The second course is usually a soup or some type of meat dumplings. During each course the guests will take turns proposing toasts and each toast is accompanied by a shot of vodka or perhaps wine or cognac. Sometimes between courses the guests will sing Kyrgyz folk or pop songs or dance. The singing is usually done with the passing of a cup - the person with the cup leads the party in their favorite song and then passes the cup to another guest to sing.
The final course at important Kyrgyz celebrations is Besh Barmak (five fingers). This course starts with someone (usually a child) coming around with a teapot full of warm water and a basin and he/she goes to each guest in turn for them to wash their hands. Then a large basin full of hot mutton is brought in and with their hands guests begin passing out pieces and cutting up the meat. After a few minutes another basin is brought in, this time full of homemade noodles. The cut meat is then mixed with the noodles to create a type of stew. The guests then eat their fill out of the basin using their hands.
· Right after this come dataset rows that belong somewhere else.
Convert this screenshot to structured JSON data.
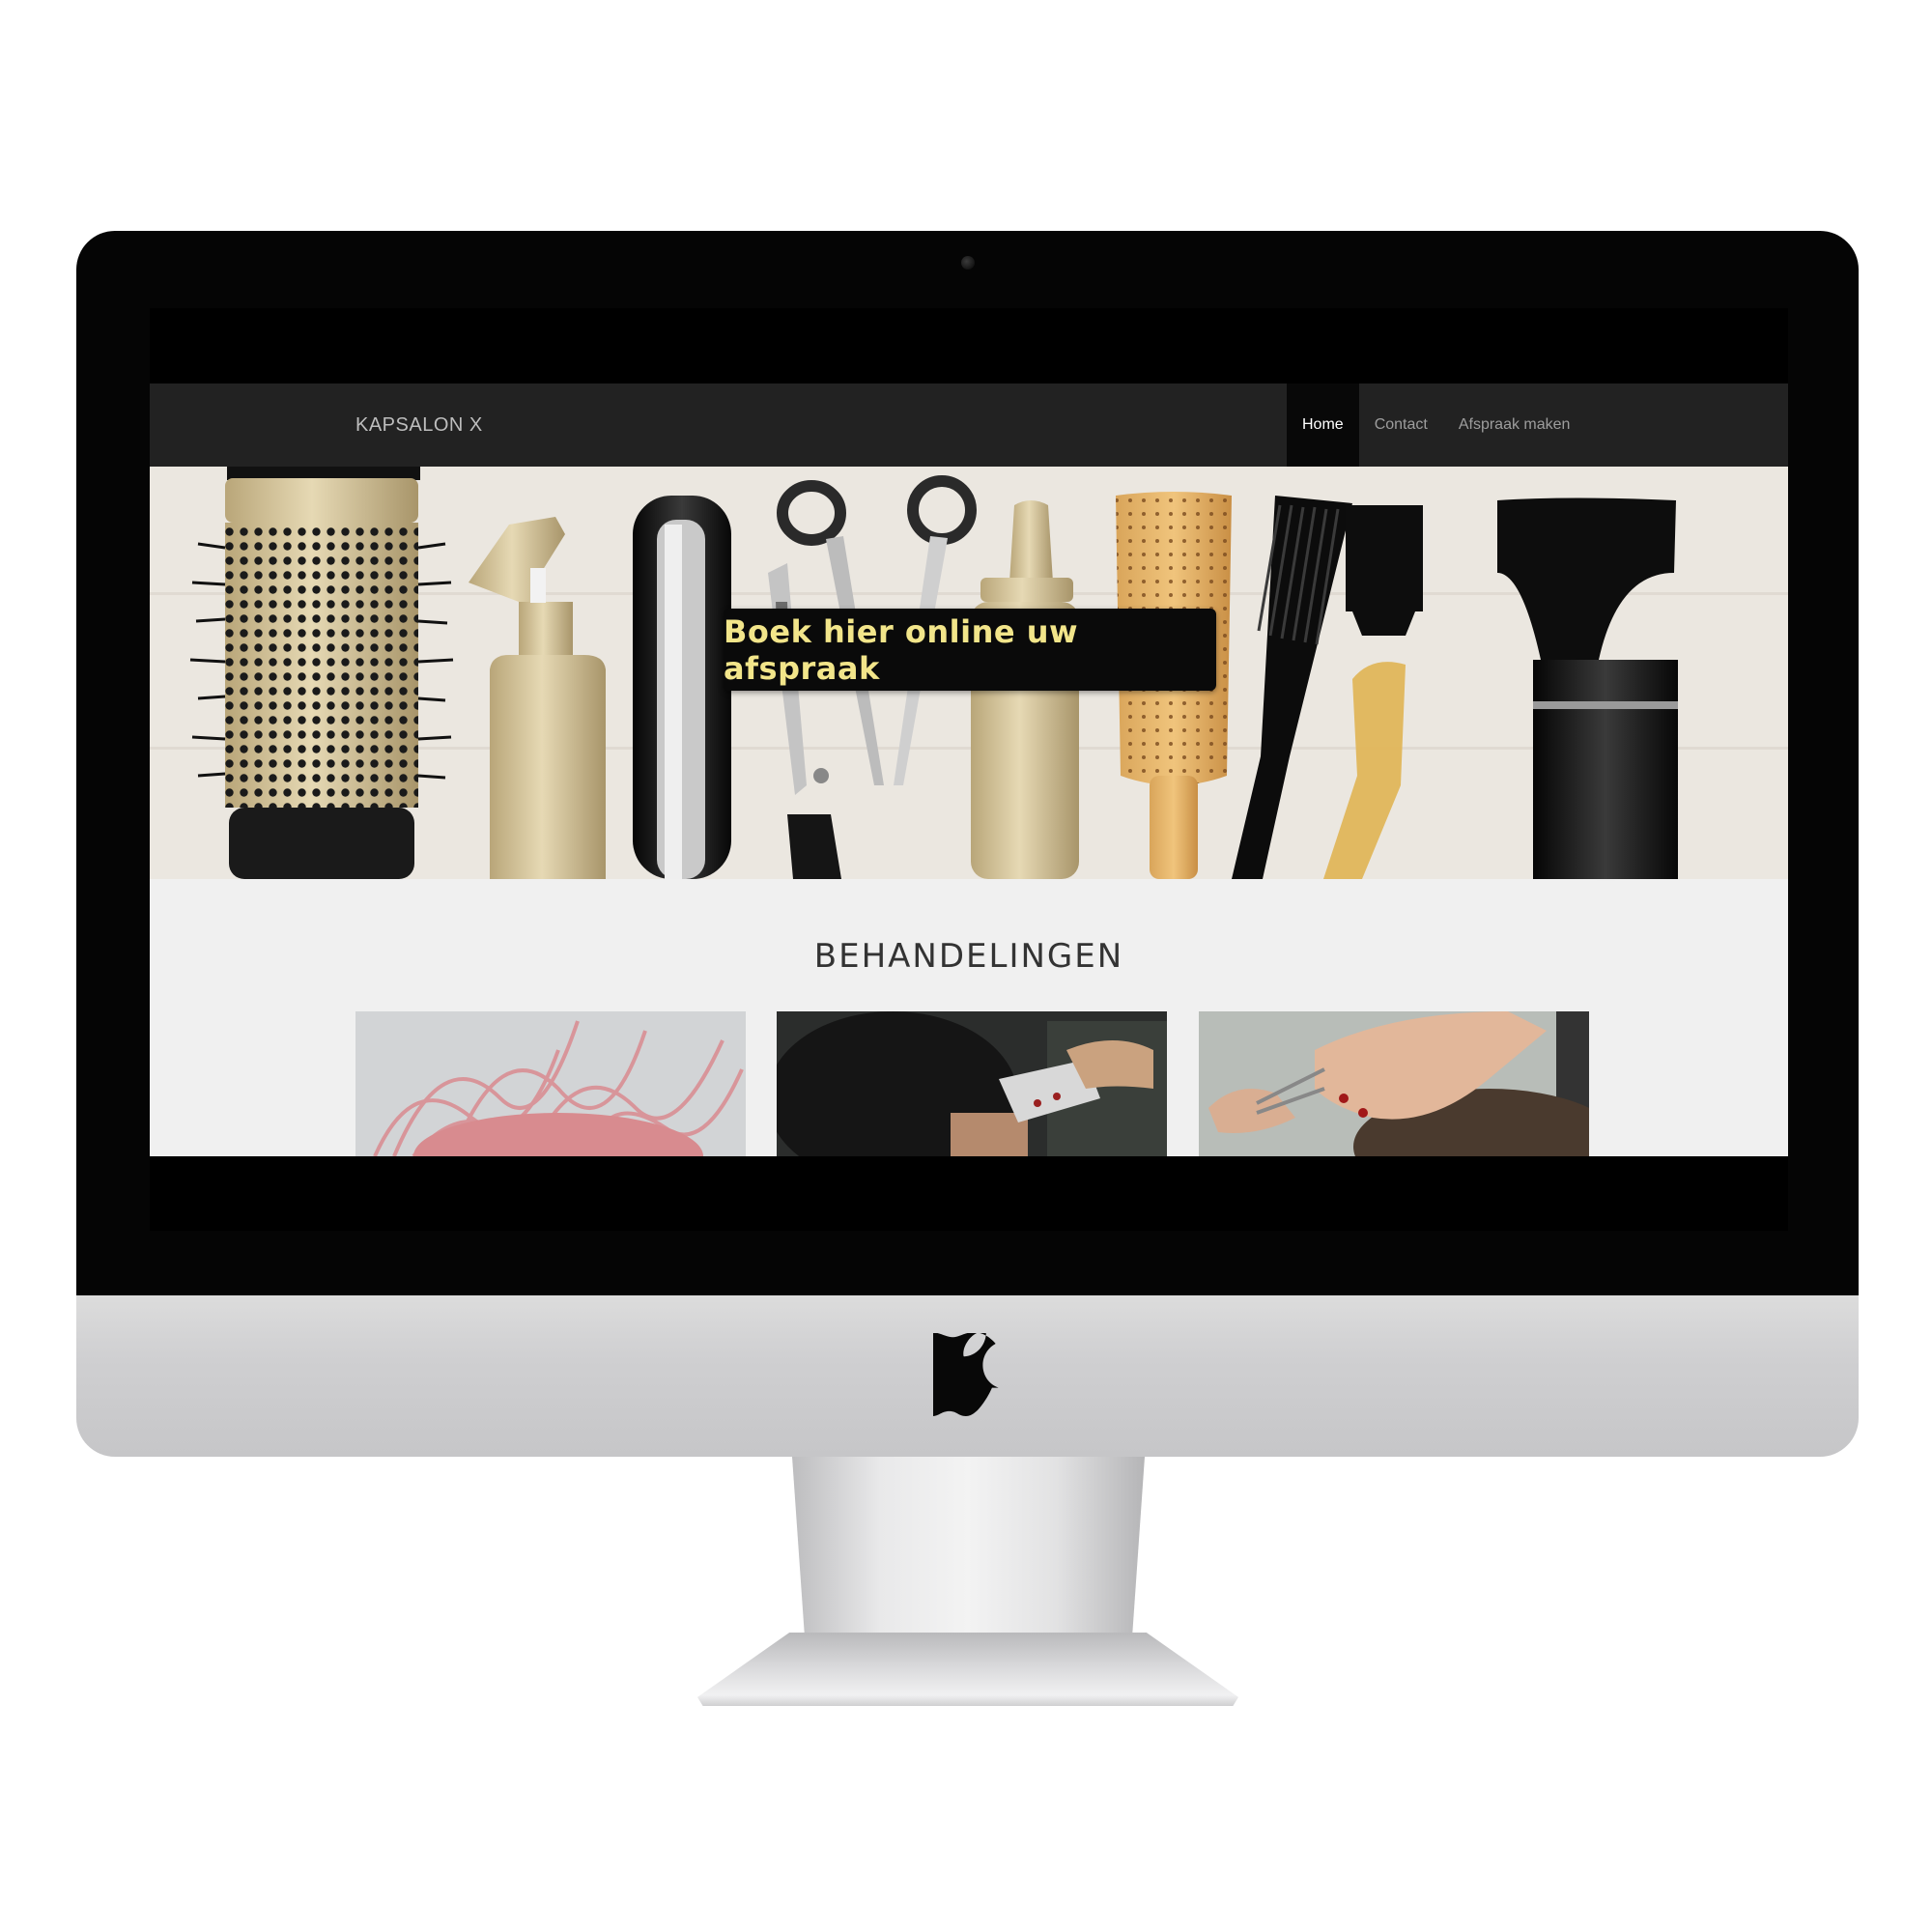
{
  "site": {
    "brand": "KAPSALON X",
    "nav": [
      {
        "label": "Home",
        "active": true
      },
      {
        "label": "Contact",
        "active": false
      },
      {
        "label": "Afspraak maken",
        "active": false
      }
    ],
    "hero": {
      "cta_label": "Boek hier online uw afspraak"
    },
    "section": {
      "title": "BEHANDELINGEN"
    }
  },
  "icons": {
    "monitor_logo": "apple-logo",
    "webcam": "camera-icon"
  },
  "colors": {
    "navbar_bg": "#222222",
    "nav_active_bg": "#080808",
    "cta_text": "#f2e58a",
    "cta_bg": "#0a0a0a",
    "content_bg": "#f0f0f0"
  }
}
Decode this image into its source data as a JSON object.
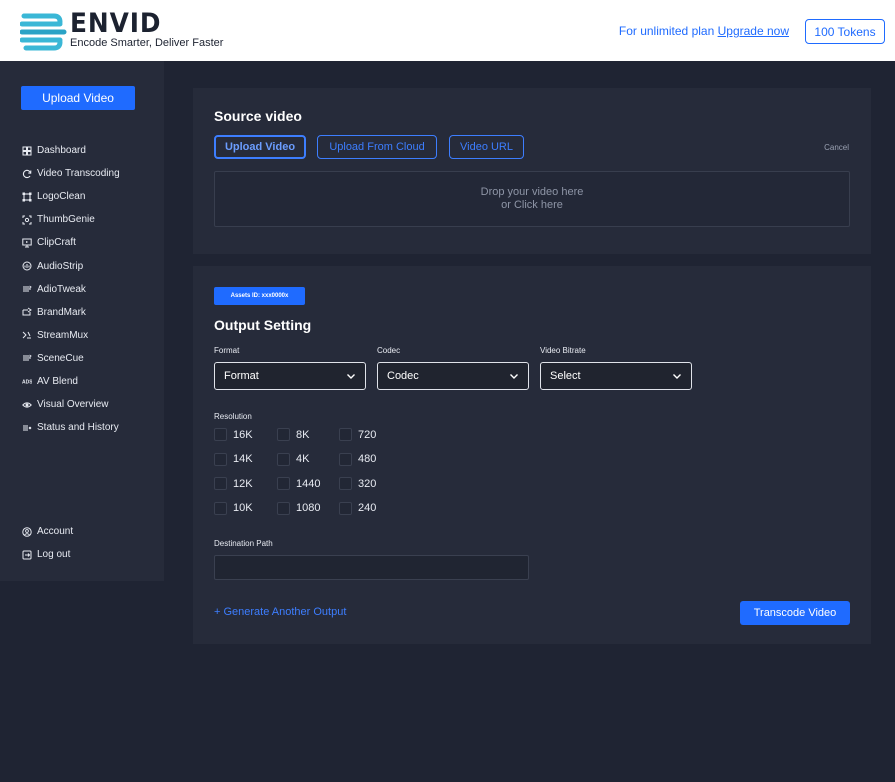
{
  "header": {
    "brand": "ENVID",
    "tagline": "Encode Smarter, Deliver Faster",
    "upgrade_prefix": "For unlimited plan",
    "upgrade_link": "Upgrade now",
    "tokens": "100 Tokens"
  },
  "sidebar": {
    "upload_label": "Upload Video",
    "items": [
      {
        "label": "Dashboard",
        "icon": "grid-icon"
      },
      {
        "label": "Video Transcoding",
        "icon": "refresh-icon"
      },
      {
        "label": "LogoClean",
        "icon": "crop-icon"
      },
      {
        "label": "ThumbGenie",
        "icon": "scan-icon"
      },
      {
        "label": "ClipCraft",
        "icon": "monitor-icon"
      },
      {
        "label": "AudioStrip",
        "icon": "audio-icon"
      },
      {
        "label": "AdioTweak",
        "icon": "lines-icon"
      },
      {
        "label": "BrandMark",
        "icon": "brand-icon"
      },
      {
        "label": "StreamMux",
        "icon": "mux-icon"
      },
      {
        "label": "SceneCue",
        "icon": "lines-icon"
      },
      {
        "label": "AV Blend",
        "icon": "av-icon"
      },
      {
        "label": "Visual Overview",
        "icon": "eye-icon"
      },
      {
        "label": "Status and History",
        "icon": "list-check-icon"
      }
    ],
    "bottom_items": [
      {
        "label": "Account",
        "icon": "user-icon"
      },
      {
        "label": "Log out",
        "icon": "logout-icon"
      }
    ]
  },
  "source": {
    "title": "Source video",
    "tabs": [
      "Upload Video",
      "Upload From Cloud",
      "Video URL"
    ],
    "cancel": "Cancel",
    "drop_line1": "Drop your video here",
    "drop_line2": "or Click here"
  },
  "output": {
    "asset_id": "Assets ID: xxx0000x",
    "title": "Output Setting",
    "format_label": "Format",
    "format_value": "Format",
    "codec_label": "Codec",
    "codec_value": "Codec",
    "bitrate_label": "Video Bitrate",
    "bitrate_value": "Select",
    "resolution_label": "Resolution",
    "resolutions": [
      [
        "16K",
        "8K",
        "720"
      ],
      [
        "14K",
        "4K",
        "480"
      ],
      [
        "12K",
        "1440",
        "320"
      ],
      [
        "10K",
        "1080",
        "240"
      ]
    ],
    "destination_label": "Destination Path",
    "destination_value": "",
    "generate_link": "+ Generate Another Output",
    "transcode_button": "Transcode Video"
  },
  "colors": {
    "accent": "#1f6bff",
    "background": "#1f2433",
    "panel": "#262b3a"
  }
}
At the conclusion of the meal, all the guests hold their hands out in front of them palms up and once everyone is ready together in unison they pass their hands in front of their faces ending with the palms together while everyone says "omeen."